═════ The records ═════
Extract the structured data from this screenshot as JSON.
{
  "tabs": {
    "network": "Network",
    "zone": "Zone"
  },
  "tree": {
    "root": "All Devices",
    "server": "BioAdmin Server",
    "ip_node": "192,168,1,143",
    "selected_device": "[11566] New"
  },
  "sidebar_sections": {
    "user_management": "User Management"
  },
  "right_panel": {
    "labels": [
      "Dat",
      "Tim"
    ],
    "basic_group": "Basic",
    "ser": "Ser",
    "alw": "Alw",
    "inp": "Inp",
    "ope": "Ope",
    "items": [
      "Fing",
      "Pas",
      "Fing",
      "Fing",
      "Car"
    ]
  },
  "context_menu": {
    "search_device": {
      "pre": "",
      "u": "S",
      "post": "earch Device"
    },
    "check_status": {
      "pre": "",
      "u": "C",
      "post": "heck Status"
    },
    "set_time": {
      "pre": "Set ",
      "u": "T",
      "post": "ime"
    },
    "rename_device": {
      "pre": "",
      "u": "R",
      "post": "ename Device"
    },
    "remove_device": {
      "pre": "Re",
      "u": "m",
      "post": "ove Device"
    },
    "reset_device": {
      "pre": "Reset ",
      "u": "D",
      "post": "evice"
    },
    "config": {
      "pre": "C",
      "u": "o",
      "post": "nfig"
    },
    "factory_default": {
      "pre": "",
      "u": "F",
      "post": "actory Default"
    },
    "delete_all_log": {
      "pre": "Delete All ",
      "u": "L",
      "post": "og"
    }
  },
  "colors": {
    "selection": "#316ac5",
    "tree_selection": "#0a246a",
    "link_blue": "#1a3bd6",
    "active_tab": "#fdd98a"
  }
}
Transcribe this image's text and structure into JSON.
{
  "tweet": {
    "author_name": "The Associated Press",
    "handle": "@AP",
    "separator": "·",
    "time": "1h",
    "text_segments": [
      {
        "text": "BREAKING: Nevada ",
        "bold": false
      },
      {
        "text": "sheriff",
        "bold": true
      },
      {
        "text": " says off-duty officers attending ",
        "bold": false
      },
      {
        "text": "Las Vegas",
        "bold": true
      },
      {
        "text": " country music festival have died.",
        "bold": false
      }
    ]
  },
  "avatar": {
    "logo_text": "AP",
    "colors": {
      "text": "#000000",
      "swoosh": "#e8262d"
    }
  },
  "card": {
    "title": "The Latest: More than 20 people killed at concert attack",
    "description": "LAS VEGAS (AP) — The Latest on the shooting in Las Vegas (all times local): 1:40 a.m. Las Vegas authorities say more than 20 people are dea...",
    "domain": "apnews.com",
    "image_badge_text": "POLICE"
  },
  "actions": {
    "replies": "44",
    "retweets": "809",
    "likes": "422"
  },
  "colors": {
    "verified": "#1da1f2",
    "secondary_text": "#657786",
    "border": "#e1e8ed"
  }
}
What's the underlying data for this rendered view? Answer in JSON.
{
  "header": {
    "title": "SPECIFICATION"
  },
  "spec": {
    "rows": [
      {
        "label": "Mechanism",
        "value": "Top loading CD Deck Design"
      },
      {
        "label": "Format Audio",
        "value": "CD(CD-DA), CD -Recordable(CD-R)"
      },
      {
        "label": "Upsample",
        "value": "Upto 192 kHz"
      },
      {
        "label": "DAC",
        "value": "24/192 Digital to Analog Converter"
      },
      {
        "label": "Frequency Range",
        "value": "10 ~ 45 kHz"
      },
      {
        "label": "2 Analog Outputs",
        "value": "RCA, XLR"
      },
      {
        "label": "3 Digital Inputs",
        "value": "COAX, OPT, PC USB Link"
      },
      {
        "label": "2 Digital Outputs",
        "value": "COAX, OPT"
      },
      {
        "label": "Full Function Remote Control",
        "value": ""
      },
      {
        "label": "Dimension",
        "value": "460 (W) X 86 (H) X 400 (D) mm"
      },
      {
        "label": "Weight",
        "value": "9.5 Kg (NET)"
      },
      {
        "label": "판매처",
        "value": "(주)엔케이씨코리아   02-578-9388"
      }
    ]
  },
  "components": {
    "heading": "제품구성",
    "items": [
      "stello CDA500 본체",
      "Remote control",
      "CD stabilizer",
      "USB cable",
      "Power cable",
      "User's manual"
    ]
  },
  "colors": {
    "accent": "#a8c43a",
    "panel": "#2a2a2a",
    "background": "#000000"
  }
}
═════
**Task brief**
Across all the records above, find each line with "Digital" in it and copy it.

**Task solution**
        "value": "24/192 Digital to Analog Converter"
        "label": "3 Digital Inputs",
        "label": "2 Digital Outputs",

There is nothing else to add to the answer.